Stored dataset items:
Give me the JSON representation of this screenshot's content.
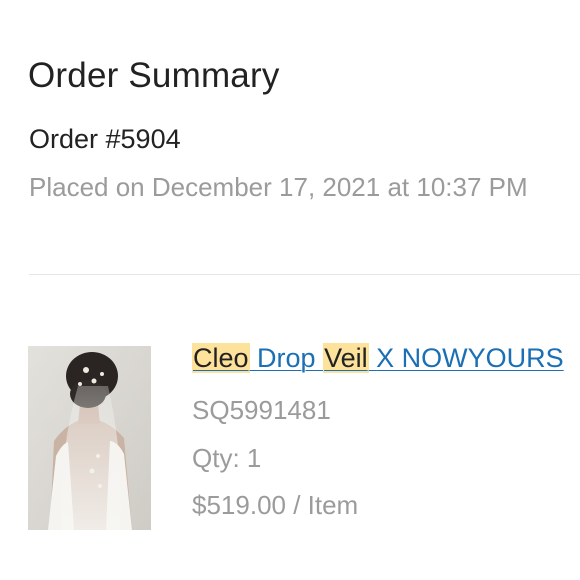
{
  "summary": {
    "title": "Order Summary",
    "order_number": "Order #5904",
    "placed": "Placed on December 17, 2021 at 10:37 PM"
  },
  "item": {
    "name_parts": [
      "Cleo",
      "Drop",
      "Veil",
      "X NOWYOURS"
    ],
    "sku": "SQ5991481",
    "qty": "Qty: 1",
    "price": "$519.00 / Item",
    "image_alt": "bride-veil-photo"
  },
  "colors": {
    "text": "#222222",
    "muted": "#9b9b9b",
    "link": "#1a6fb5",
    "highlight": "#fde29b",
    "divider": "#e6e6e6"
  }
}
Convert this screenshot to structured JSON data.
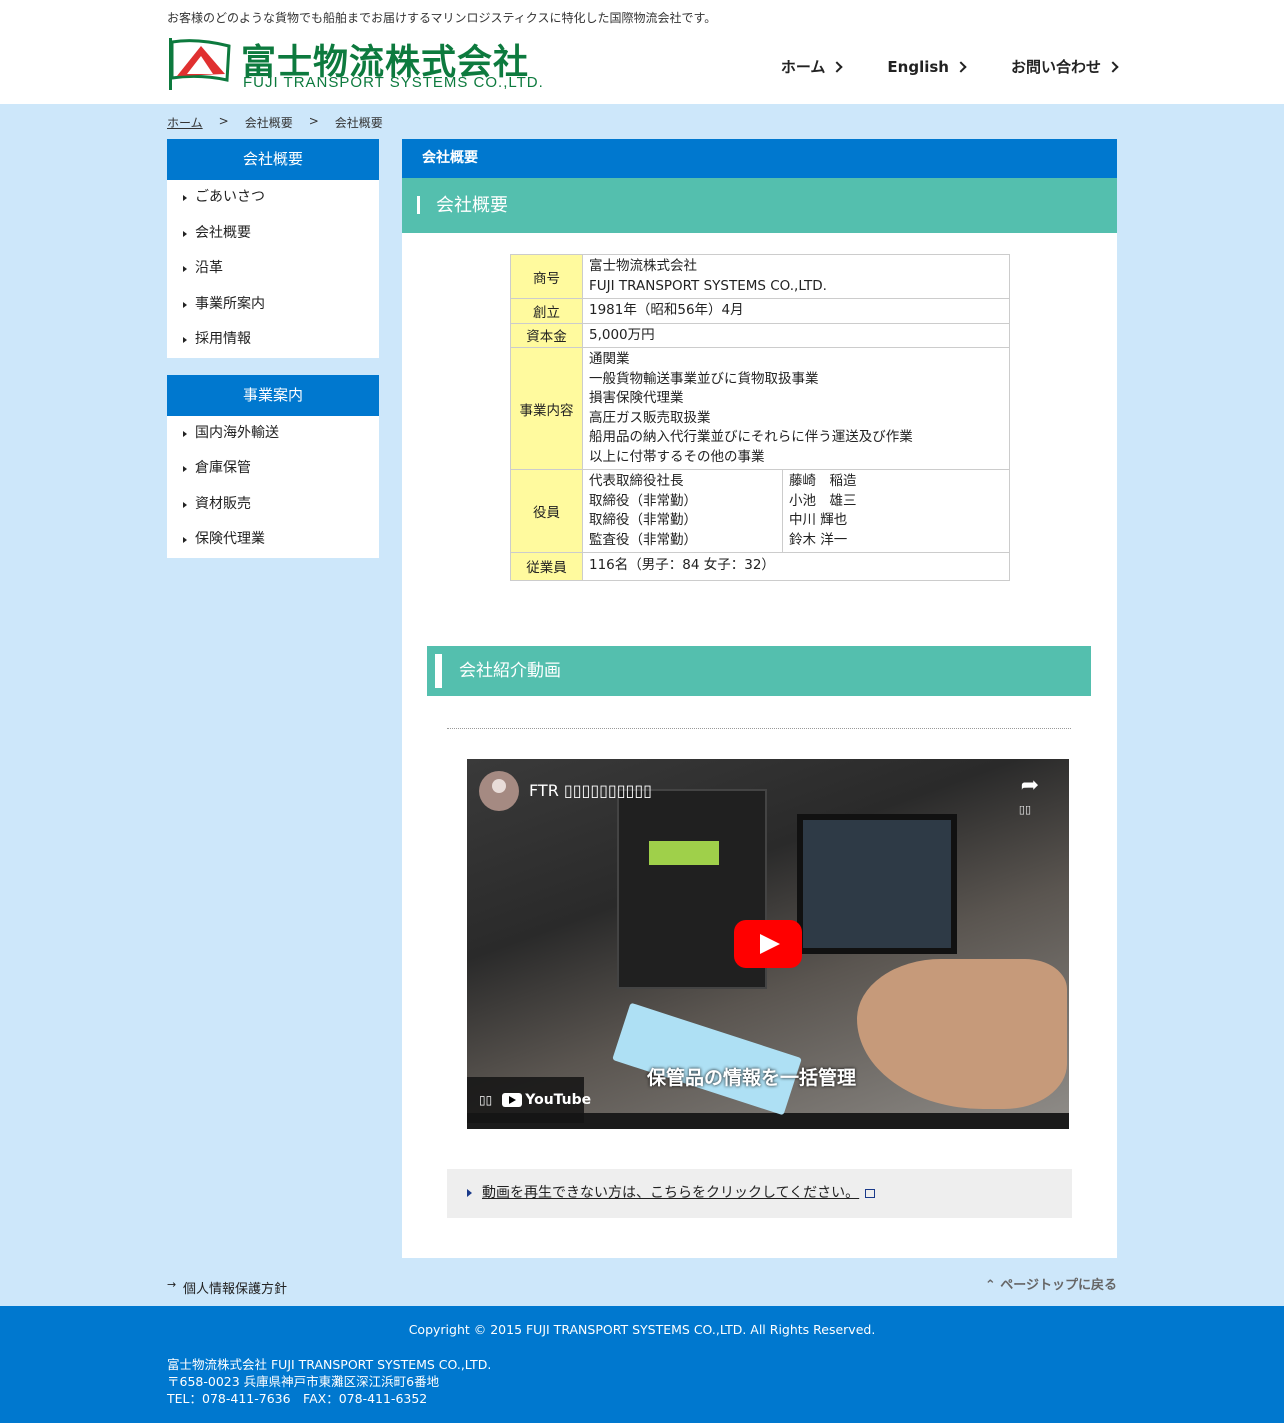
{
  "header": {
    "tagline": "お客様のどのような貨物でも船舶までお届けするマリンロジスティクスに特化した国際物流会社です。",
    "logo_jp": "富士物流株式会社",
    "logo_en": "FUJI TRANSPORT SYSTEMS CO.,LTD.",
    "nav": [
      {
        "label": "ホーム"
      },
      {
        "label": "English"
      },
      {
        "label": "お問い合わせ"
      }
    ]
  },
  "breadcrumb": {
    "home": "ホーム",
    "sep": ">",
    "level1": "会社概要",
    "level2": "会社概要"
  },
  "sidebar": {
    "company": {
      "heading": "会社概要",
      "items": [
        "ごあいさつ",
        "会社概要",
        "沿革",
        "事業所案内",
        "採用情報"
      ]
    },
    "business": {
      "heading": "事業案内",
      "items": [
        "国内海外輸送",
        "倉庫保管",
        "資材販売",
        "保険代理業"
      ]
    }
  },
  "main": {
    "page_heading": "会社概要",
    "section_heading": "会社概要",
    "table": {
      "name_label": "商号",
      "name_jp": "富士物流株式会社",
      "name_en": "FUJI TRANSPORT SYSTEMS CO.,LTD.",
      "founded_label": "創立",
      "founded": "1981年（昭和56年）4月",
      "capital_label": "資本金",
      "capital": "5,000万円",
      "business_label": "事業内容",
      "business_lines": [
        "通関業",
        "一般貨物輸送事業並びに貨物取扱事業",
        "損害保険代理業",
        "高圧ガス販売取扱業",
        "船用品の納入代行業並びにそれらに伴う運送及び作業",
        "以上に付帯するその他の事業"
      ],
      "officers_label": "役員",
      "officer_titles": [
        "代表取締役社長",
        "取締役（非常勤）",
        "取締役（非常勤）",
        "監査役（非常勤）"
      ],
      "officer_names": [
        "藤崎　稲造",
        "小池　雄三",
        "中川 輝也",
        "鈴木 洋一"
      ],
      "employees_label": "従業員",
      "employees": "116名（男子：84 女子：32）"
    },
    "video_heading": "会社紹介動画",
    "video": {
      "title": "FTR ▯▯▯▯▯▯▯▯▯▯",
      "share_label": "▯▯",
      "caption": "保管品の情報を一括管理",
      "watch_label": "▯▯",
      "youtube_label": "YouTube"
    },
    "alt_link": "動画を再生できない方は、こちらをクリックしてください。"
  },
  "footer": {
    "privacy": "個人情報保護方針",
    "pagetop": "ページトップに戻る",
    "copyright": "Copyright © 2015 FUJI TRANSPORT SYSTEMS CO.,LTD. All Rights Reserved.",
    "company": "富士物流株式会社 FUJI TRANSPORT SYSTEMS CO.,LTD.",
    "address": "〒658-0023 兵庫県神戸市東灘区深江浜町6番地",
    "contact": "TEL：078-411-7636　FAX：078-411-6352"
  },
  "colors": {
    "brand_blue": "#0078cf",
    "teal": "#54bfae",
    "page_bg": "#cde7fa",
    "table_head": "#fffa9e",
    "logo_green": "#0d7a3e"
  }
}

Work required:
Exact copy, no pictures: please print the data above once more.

Result for this task:
Give me the JSON representation of this screenshot's content.
{
  "summary": {
    "title": "Order Summary",
    "order_number": "Order #5904",
    "placed": "Placed on December 17, 2021 at 10:37 PM"
  },
  "item": {
    "name_parts": [
      "Cleo",
      "Drop",
      "Veil",
      "X NOWYOURS"
    ],
    "sku": "SQ5991481",
    "qty": "Qty: 1",
    "price": "$519.00 / Item",
    "image_alt": "bride-veil-photo"
  },
  "colors": {
    "text": "#222222",
    "muted": "#9b9b9b",
    "link": "#1a6fb5",
    "highlight": "#fde29b",
    "divider": "#e6e6e6"
  }
}
Convert this screenshot to structured JSON data.
{
  "header": {
    "tagline": "お客様のどのような貨物でも船舶までお届けするマリンロジスティクスに特化した国際物流会社です。",
    "logo_jp": "富士物流株式会社",
    "logo_en": "FUJI TRANSPORT SYSTEMS CO.,LTD.",
    "nav": [
      {
        "label": "ホーム"
      },
      {
        "label": "English"
      },
      {
        "label": "お問い合わせ"
      }
    ]
  },
  "breadcrumb": {
    "home": "ホーム",
    "sep": ">",
    "level1": "会社概要",
    "level2": "会社概要"
  },
  "sidebar": {
    "company": {
      "heading": "会社概要",
      "items": [
        "ごあいさつ",
        "会社概要",
        "沿革",
        "事業所案内",
        "採用情報"
      ]
    },
    "business": {
      "heading": "事業案内",
      "items": [
        "国内海外輸送",
        "倉庫保管",
        "資材販売",
        "保険代理業"
      ]
    }
  },
  "main": {
    "page_heading": "会社概要",
    "section_heading": "会社概要",
    "table": {
      "name_label": "商号",
      "name_jp": "富士物流株式会社",
      "name_en": "FUJI TRANSPORT SYSTEMS CO.,LTD.",
      "founded_label": "創立",
      "founded": "1981年（昭和56年）4月",
      "capital_label": "資本金",
      "capital": "5,000万円",
      "business_label": "事業内容",
      "business_lines": [
        "通関業",
        "一般貨物輸送事業並びに貨物取扱事業",
        "損害保険代理業",
        "高圧ガス販売取扱業",
        "船用品の納入代行業並びにそれらに伴う運送及び作業",
        "以上に付帯するその他の事業"
      ],
      "officers_label": "役員",
      "officer_titles": [
        "代表取締役社長",
        "取締役（非常勤）",
        "取締役（非常勤）",
        "監査役（非常勤）"
      ],
      "officer_names": [
        "藤崎　稲造",
        "小池　雄三",
        "中川 輝也",
        "鈴木 洋一"
      ],
      "employees_label": "従業員",
      "employees": "116名（男子：84 女子：32）"
    },
    "video_heading": "会社紹介動画",
    "video": {
      "title": "FTR ▯▯▯▯▯▯▯▯▯▯",
      "share_label": "▯▯",
      "caption": "保管品の情報を一括管理",
      "watch_label": "▯▯",
      "youtube_label": "YouTube"
    },
    "alt_link": "動画を再生できない方は、こちらをクリックしてください。"
  },
  "footer": {
    "privacy": "個人情報保護方針",
    "pagetop": "ページトップに戻る",
    "copyright": "Copyright © 2015 FUJI TRANSPORT SYSTEMS CO.,LTD. All Rights Reserved.",
    "company": "富士物流株式会社 FUJI TRANSPORT SYSTEMS CO.,LTD.",
    "address": "〒658-0023 兵庫県神戸市東灘区深江浜町6番地",
    "contact": "TEL：078-411-7636　FAX：078-411-6352"
  },
  "colors": {
    "brand_blue": "#0078cf",
    "teal": "#54bfae",
    "page_bg": "#cde7fa",
    "table_head": "#fffa9e",
    "logo_green": "#0d7a3e"
  }
}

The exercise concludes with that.